[[ DATASET CONTENT open ]]

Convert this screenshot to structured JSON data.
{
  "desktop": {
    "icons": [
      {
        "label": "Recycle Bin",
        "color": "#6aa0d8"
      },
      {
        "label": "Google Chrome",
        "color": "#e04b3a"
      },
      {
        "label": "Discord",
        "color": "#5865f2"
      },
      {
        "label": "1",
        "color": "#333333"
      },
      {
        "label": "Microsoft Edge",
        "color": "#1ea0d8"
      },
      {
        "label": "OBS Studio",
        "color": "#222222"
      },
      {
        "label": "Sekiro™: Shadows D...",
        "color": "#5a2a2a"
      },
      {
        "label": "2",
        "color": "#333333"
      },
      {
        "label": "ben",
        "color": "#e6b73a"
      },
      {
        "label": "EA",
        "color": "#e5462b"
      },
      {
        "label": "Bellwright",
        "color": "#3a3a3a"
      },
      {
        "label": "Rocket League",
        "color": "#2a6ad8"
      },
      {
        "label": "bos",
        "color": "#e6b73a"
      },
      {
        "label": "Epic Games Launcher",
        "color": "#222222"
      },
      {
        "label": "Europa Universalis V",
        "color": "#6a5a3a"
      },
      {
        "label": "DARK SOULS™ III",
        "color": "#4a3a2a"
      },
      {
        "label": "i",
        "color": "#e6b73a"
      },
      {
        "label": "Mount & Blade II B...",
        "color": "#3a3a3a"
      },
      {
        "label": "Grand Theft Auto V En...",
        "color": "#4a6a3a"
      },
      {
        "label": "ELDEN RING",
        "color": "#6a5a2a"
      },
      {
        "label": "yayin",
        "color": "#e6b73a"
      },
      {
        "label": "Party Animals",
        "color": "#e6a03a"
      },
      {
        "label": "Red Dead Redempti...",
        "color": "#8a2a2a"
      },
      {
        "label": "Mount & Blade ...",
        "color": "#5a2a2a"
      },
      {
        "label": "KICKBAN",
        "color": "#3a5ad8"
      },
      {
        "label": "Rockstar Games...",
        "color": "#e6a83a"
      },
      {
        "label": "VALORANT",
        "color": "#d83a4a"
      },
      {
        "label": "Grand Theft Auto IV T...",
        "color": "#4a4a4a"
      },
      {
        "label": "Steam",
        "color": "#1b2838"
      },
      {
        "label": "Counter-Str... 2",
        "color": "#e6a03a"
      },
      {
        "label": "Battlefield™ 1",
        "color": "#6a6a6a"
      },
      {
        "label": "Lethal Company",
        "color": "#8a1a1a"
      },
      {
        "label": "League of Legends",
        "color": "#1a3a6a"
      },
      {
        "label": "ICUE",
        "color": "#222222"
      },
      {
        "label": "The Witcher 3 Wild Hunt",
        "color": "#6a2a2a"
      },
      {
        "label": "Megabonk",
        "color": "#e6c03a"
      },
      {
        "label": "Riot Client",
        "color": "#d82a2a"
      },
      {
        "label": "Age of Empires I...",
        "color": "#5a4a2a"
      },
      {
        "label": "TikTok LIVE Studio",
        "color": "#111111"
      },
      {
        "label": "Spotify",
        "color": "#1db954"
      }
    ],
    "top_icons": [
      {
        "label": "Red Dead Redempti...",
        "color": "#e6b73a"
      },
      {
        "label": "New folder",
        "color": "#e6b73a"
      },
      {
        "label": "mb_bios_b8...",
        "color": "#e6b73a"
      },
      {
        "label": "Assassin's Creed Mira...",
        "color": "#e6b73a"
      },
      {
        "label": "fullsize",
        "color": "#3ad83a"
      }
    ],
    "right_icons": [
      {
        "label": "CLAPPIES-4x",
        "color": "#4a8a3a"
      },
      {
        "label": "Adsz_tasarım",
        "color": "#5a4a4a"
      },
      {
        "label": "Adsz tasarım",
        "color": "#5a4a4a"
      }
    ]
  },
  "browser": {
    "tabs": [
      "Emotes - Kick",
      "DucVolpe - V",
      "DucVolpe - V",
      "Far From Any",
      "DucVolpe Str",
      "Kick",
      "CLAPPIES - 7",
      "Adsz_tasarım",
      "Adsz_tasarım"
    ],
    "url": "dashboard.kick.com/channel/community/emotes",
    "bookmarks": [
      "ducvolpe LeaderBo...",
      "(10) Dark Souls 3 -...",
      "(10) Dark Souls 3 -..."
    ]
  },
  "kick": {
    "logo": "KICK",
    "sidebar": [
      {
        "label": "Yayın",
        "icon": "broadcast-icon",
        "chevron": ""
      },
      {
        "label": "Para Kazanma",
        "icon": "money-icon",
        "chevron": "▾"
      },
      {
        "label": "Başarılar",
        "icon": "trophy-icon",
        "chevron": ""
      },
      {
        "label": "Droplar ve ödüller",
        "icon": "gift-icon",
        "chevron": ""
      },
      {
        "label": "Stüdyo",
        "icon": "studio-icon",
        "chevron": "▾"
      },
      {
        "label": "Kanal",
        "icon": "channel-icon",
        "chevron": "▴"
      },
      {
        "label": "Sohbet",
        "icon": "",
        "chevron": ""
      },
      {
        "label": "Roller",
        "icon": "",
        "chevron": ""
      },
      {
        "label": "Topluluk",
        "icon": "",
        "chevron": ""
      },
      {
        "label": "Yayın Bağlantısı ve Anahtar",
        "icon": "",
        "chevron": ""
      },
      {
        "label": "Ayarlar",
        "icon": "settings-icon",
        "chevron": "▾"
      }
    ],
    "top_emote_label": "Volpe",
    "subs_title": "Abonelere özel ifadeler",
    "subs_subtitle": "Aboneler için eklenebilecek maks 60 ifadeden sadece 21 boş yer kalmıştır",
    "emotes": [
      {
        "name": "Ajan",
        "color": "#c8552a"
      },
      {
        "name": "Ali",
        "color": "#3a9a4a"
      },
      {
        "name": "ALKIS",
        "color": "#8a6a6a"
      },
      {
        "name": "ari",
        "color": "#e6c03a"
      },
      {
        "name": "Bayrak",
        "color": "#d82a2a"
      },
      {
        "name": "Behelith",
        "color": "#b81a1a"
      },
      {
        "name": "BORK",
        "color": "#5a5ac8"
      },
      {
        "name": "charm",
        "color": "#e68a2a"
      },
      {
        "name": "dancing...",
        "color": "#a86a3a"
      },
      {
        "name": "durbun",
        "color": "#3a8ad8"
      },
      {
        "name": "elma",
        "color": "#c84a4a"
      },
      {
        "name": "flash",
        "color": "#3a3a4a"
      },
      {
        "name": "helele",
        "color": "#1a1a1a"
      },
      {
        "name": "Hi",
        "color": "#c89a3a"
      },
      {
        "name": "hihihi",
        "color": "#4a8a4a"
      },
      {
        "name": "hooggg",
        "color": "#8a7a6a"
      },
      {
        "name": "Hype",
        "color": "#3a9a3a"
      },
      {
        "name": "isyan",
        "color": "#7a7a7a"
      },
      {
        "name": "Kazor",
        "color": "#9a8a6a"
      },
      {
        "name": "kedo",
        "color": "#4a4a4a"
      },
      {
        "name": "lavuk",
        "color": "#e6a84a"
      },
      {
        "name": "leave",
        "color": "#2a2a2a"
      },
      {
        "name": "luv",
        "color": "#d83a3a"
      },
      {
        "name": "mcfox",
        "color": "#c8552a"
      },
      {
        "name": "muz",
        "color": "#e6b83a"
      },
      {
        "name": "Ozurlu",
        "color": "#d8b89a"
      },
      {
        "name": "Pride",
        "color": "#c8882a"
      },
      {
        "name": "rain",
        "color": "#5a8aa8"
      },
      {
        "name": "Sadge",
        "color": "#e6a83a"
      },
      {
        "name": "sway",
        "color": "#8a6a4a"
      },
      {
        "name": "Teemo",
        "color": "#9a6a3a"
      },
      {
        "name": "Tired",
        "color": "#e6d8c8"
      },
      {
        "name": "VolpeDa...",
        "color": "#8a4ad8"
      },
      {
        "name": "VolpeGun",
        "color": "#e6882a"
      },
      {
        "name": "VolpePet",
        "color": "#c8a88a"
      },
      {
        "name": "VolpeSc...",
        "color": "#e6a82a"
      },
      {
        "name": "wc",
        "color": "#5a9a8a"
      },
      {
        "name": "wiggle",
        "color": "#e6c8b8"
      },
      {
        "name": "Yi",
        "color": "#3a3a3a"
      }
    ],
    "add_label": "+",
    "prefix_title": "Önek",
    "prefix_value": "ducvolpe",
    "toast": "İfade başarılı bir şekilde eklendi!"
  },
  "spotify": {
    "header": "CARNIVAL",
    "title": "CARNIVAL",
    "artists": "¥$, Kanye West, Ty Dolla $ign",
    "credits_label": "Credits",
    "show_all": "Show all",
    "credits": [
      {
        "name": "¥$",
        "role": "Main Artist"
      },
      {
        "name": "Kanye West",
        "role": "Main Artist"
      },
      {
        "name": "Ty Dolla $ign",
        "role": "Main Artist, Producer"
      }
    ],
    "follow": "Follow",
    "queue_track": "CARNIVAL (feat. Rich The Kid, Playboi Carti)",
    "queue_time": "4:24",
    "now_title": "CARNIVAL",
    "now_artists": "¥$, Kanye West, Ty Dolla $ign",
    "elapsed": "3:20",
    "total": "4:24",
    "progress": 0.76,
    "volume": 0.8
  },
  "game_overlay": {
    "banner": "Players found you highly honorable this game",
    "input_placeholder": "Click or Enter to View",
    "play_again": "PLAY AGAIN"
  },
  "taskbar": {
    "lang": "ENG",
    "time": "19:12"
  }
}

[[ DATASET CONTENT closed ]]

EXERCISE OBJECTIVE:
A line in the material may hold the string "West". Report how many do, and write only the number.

ANSWER AREA:
3